• [WORK REQUEST] Write out the listing below in its entirety, minus the pictures, without changing a word.

=== LISTED ENTRIES ===

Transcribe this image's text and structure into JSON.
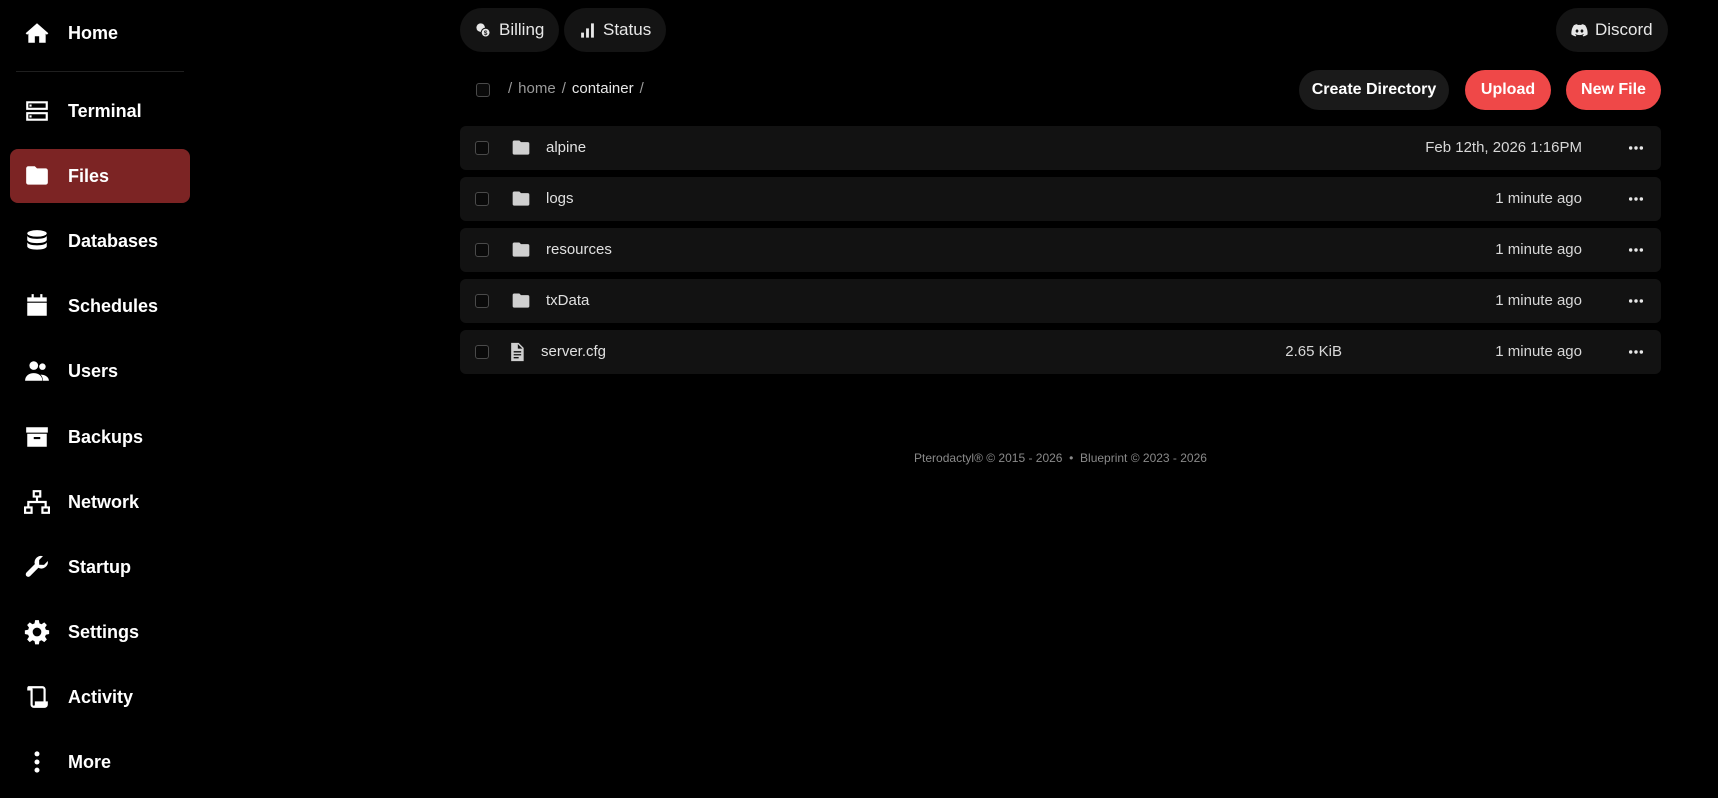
{
  "sidebar": {
    "items": [
      {
        "label": "Home",
        "icon": "home-icon"
      },
      {
        "label": "Terminal",
        "icon": "terminal-icon"
      },
      {
        "label": "Files",
        "icon": "folder-icon",
        "active": true
      },
      {
        "label": "Databases",
        "icon": "database-icon"
      },
      {
        "label": "Schedules",
        "icon": "calendar-icon"
      },
      {
        "label": "Users",
        "icon": "users-icon"
      },
      {
        "label": "Backups",
        "icon": "archive-icon"
      },
      {
        "label": "Network",
        "icon": "network-icon"
      },
      {
        "label": "Startup",
        "icon": "wrench-icon"
      },
      {
        "label": "Settings",
        "icon": "gear-icon"
      },
      {
        "label": "Activity",
        "icon": "scroll-icon"
      },
      {
        "label": "More",
        "icon": "more-vertical-icon"
      }
    ]
  },
  "topbar": {
    "billing_label": "Billing",
    "status_label": "Status",
    "discord_label": "Discord"
  },
  "breadcrumb": {
    "sep": "/",
    "home": "home",
    "container": "container"
  },
  "actions": {
    "create_directory": "Create Directory",
    "upload": "Upload",
    "new_file": "New File"
  },
  "files": [
    {
      "name": "alpine",
      "type": "folder",
      "size": "",
      "modified": "Feb 12th, 2026 1:16PM"
    },
    {
      "name": "logs",
      "type": "folder",
      "size": "",
      "modified": "1 minute ago"
    },
    {
      "name": "resources",
      "type": "folder",
      "size": "",
      "modified": "1 minute ago"
    },
    {
      "name": "txData",
      "type": "folder",
      "size": "",
      "modified": "1 minute ago"
    },
    {
      "name": "server.cfg",
      "type": "file",
      "size": "2.65 KiB",
      "modified": "1 minute ago"
    }
  ],
  "footer": {
    "text": "Pterodactyl® © 2015 - 2026  •  Blueprint © 2023 - 2026"
  },
  "colors": {
    "accent": "#ef4848",
    "active_nav": "#7c2424",
    "background": "#000000",
    "row_background": "#121212"
  }
}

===

• [SOLUTION FOR THIS EXERCISE]
Transcribe this image's text and structure into JSON.
{
  "sidebar": {
    "items": [
      {
        "label": "Home",
        "icon": "home-icon"
      },
      {
        "label": "Terminal",
        "icon": "terminal-icon"
      },
      {
        "label": "Files",
        "icon": "folder-icon",
        "active": true
      },
      {
        "label": "Databases",
        "icon": "database-icon"
      },
      {
        "label": "Schedules",
        "icon": "calendar-icon"
      },
      {
        "label": "Users",
        "icon": "users-icon"
      },
      {
        "label": "Backups",
        "icon": "archive-icon"
      },
      {
        "label": "Network",
        "icon": "network-icon"
      },
      {
        "label": "Startup",
        "icon": "wrench-icon"
      },
      {
        "label": "Settings",
        "icon": "gear-icon"
      },
      {
        "label": "Activity",
        "icon": "scroll-icon"
      },
      {
        "label": "More",
        "icon": "more-vertical-icon"
      }
    ]
  },
  "topbar": {
    "billing_label": "Billing",
    "status_label": "Status",
    "discord_label": "Discord"
  },
  "breadcrumb": {
    "sep": "/",
    "home": "home",
    "container": "container"
  },
  "actions": {
    "create_directory": "Create Directory",
    "upload": "Upload",
    "new_file": "New File"
  },
  "files": [
    {
      "name": "alpine",
      "type": "folder",
      "size": "",
      "modified": "Feb 12th, 2026 1:16PM"
    },
    {
      "name": "logs",
      "type": "folder",
      "size": "",
      "modified": "1 minute ago"
    },
    {
      "name": "resources",
      "type": "folder",
      "size": "",
      "modified": "1 minute ago"
    },
    {
      "name": "txData",
      "type": "folder",
      "size": "",
      "modified": "1 minute ago"
    },
    {
      "name": "server.cfg",
      "type": "file",
      "size": "2.65 KiB",
      "modified": "1 minute ago"
    }
  ],
  "footer": {
    "text": "Pterodactyl® © 2015 - 2026  •  Blueprint © 2023 - 2026"
  },
  "colors": {
    "accent": "#ef4848",
    "active_nav": "#7c2424",
    "background": "#000000",
    "row_background": "#121212"
  }
}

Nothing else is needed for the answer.